Naomi Elenbaas — Traverse City Christian

Another critical piece in the Sabres' Division 4 team state championship, Elenbaas was fantastic in her senior season. She qualified for the individual state finals where she finished in 42nd place. She finished the GNHSBC season ranked fifth with 17 wins in 18 games and a 160 average.

Gwen Oliver — Traverse City Christian

Oliver was a top-10 bowler in the GNHSBC, finishing ranked sixth, and the senior came up big for the Sabres in their Division 4 team state championship victory. Oliver competed and finished 47th in the individual state finals. She won 13 of 16 games in the conference and tallied a 156 average.

Hailey Kauffman — Mancelona
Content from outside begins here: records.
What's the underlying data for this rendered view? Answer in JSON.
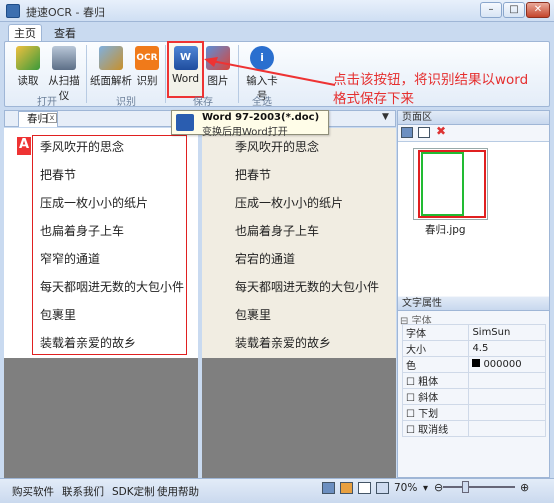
{
  "window": {
    "title": "捷速OCR - 春归",
    "min": "–",
    "max": "□",
    "close": "✕"
  },
  "tabs": [
    "主页",
    "查看"
  ],
  "ribbon": {
    "groups": [
      {
        "label": "打开",
        "buttons": [
          "读取",
          "从扫描仪"
        ]
      },
      {
        "label": "识别",
        "buttons": [
          "纸面解析",
          "识别"
        ]
      },
      {
        "label": "保存",
        "buttons": [
          "Word",
          "图片"
        ]
      },
      {
        "label": "全选",
        "buttons": [
          "输入卡号"
        ]
      }
    ]
  },
  "annotation": [
    "点击该按钮，将识别结果以word",
    "格式保存下来"
  ],
  "tooltip": {
    "title": "Word 97-2003(*.doc)",
    "desc": "变换后用Word打开"
  },
  "doc_tab": {
    "label": "春归",
    "close": "x"
  },
  "lines": [
    "季风吹开的思念",
    "把春节",
    "压成一枚小小的纸片",
    "也扁着身子上车",
    "窄窄的通道",
    "每天都咽进无数的大包小件",
    "包裹里",
    "装载着亲爱的故乡"
  ],
  "ocr_lines": [
    "季风吹开的思念",
    "把春节",
    "压成一枚小小的纸片",
    "也扁着身子上车",
    "宕宕的通道",
    "每天都咽进无数的大包小件",
    "包裹里",
    "装载着亲爱的故乡"
  ],
  "sidebar": {
    "pages_header": "页面区",
    "thumb_label": "春归.jpg",
    "props_header": "文字属性",
    "props_section": "字体",
    "props": [
      {
        "name": "字体",
        "value": "SimSun"
      },
      {
        "name": "大小",
        "value": "4.5"
      },
      {
        "name": "色",
        "value": "000000"
      }
    ],
    "checkboxes": [
      "粗体",
      "斜体",
      "下划",
      "取消线"
    ]
  },
  "status": {
    "links": [
      "购买软件",
      "联系我们",
      "SDK定制",
      "使用帮助"
    ],
    "zoom": "70%"
  }
}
Kauffman racked up 2,263 points in the GNHSBC, earning All-Conference honors in Division 3-4. She finished ranked eighth in the conference with 13 wins in 16 games and a 124 average.

Hallie Moffit — Cadillac

The All-Conference bowler in the GNHSBC finished ranked ninth and earned Division 1-2 honors. She picked up 15 wins in 18 games with a 119 average.

Laci Springborn — Elk Rapids

Springborn won 13 of her 17 games bowled in the GNHSBC, earning her All-Conference honors in Division 3-4. She ended with a 111 average.

Victoria McGeorge — Boyne City

The three-year varsity leader for the Ramblers finished first in the conference with a 186 average, rolling a high game of 269 and a high series of 443.

Lauren LaBute — Boyne City

LaBute was also a leader for the Ramblers in her junior season. She was second in the conference with a 183 average, tallying a high game of 236 with a high series of 420.


Tanner Crick — Glen Lake

Josh Millward — Traverse City Christian

Logan Hewitt — Benzie Central

Noah Frank — Traverse City Central

Jonathan Gardner — Cadillac

Cris Walters — Traverse City West

Spencer Knight — Cadillac

Dennis Wold — Traverse City Central

Nick Schumaker — Bellaire

Cole Doucette — Traverse City West

Milan Astle — Bellaire

Jeremiah Wilkinson — Benzie Central

Reilly Kinnee — Glen Lake

Sean Humphrey — Traverse City Central


Annabelle Roach — Glen Lake

Tamara Moffit — Cadillac

Chloe Roseman — Bellaire

Eden Boeve — Traverse City Christian

Carys LeCureux — Bellaire

Lini Czerwonka — Traverse City Central

Violet Claar — Traverse City West

Autumn Cram — Traverse City West

Chloe Squires — Mancelona

Archaor Pigg — Mancelona

Rylan Houseman — Elk Rapids

Raeanne Gregware — Mancelona

Annastasia Walter — Traverse City Central

Hope Bell — Cadillac

Kileigh Munro — Traverse City Central

Iris Olson — Mancelona